I find this kind of thing fun, and I do better than chance at guessing whether people are Puritan or not before I know the answer. But I don’t want to say this is Objectively Right. I’m sure the checklist combines traits that are inherently Puritan (like being from Massachusetts) with ones that are more common among various groups of early Americans (like inventing things, or having large families), which means this has elements of the wiggin fallacy.
The most egregious false positive I’ve found is Mark Twain. He was born in Missouri, one of seven children (+3) including an older brother Orion (+1 – he also had a brother named Pleasant Hannibal, which doesn’t get him Puritanism Points but ought to get him something). Along with being a writer who wrote various humorous books (+3), he was also (+3) an inventor, and received patents for suspenders, a history trivia game, and a self-pasting scrapbook (+3). He was an abolitionist (+3) and Deist (+1), and wrote various books about his idiosyncratic views on religion (+3). He described himself as a pacifist, but supported revolutionary violence from Robespierre to the Russian communists (+3). His hairstyle looked like this (+3).
This gets him 26, which is pretty concerning.

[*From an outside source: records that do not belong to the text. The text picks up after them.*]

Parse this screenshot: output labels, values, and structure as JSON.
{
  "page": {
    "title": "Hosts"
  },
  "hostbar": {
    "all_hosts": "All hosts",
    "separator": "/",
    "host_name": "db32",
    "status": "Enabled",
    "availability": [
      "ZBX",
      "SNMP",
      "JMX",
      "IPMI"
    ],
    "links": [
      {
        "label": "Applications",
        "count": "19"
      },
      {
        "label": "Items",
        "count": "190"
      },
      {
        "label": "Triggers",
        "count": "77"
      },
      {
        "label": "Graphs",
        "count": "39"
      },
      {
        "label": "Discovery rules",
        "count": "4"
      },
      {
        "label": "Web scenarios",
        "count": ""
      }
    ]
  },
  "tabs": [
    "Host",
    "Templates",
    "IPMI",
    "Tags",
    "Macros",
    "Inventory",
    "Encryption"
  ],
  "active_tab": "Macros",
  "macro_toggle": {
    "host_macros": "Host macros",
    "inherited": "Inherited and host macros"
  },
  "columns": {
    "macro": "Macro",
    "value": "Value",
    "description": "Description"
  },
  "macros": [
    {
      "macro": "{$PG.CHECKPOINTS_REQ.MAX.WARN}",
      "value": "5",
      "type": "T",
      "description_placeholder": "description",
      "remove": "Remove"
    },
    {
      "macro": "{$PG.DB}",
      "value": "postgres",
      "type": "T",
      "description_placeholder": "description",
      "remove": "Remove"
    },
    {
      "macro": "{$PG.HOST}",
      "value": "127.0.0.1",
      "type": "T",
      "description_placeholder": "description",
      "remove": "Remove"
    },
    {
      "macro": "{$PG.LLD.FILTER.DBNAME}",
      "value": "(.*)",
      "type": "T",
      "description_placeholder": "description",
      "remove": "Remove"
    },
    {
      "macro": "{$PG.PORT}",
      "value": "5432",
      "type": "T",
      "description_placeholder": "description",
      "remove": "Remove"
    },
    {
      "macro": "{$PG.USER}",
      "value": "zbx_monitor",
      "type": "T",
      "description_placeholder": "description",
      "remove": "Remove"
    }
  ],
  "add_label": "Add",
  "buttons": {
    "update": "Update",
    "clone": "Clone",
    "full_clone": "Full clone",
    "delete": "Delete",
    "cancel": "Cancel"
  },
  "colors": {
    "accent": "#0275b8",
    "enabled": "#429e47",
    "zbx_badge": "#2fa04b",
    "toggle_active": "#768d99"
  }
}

But it’s worth noting that his great-great-grandfather was Ezekiel Clemens of Essex, Massachussetts, so he does have some Puritan blood in him, however diluted.
Other people who seem Puritan to me but AFAICT have no genealogical or cultural link: Cyrus McCormack, Homer Hickam, Emperor Norton. Also, surprisingly many Jews. There’s a weird symmetry there: both groups started out living in in small, very strict religious communities where they wore black and had lots of kids; then upon contact with Modernity they both went the opposite route and became famous for their education, irreligion, and preeminence in various forms of liberal tikkun olam. Must be one of those coincidences.
People complain that there is too much neo-Puritanism around these days, but they usually just mean people are moralistic reformers. I have the opposite worry: what happened to these people? When was the last time you saw somebody called Hiram invent five different crazy machines, found a new religion, and have twelve children who he named after Greek nymphs? Anyone who is serious about “Making America Great Again” should be deeply worried.
The modern American caricature is the Borderers: impulsive gun-crazy fundamentalist hillbillies with country-western accents. The opposite American stereotype – the virtue-obsessed nonconformist eccentric inventor philanthropist – has almost disappeared. These people still exist – Bill Gates does a good job embodying the ideal (or for a closer-to-home example, Ben Hoffman of Compass Rose) but they’re disconnected from any historical archetype. Lots of writers have argued that if you want people to avoid a race-based identity, you need a national identity you can assimilate people into. But right now the US national identity is one that’s repulsive to a lot of people. I’m disappointed that Puritanism is no longer a thing that people can aim at.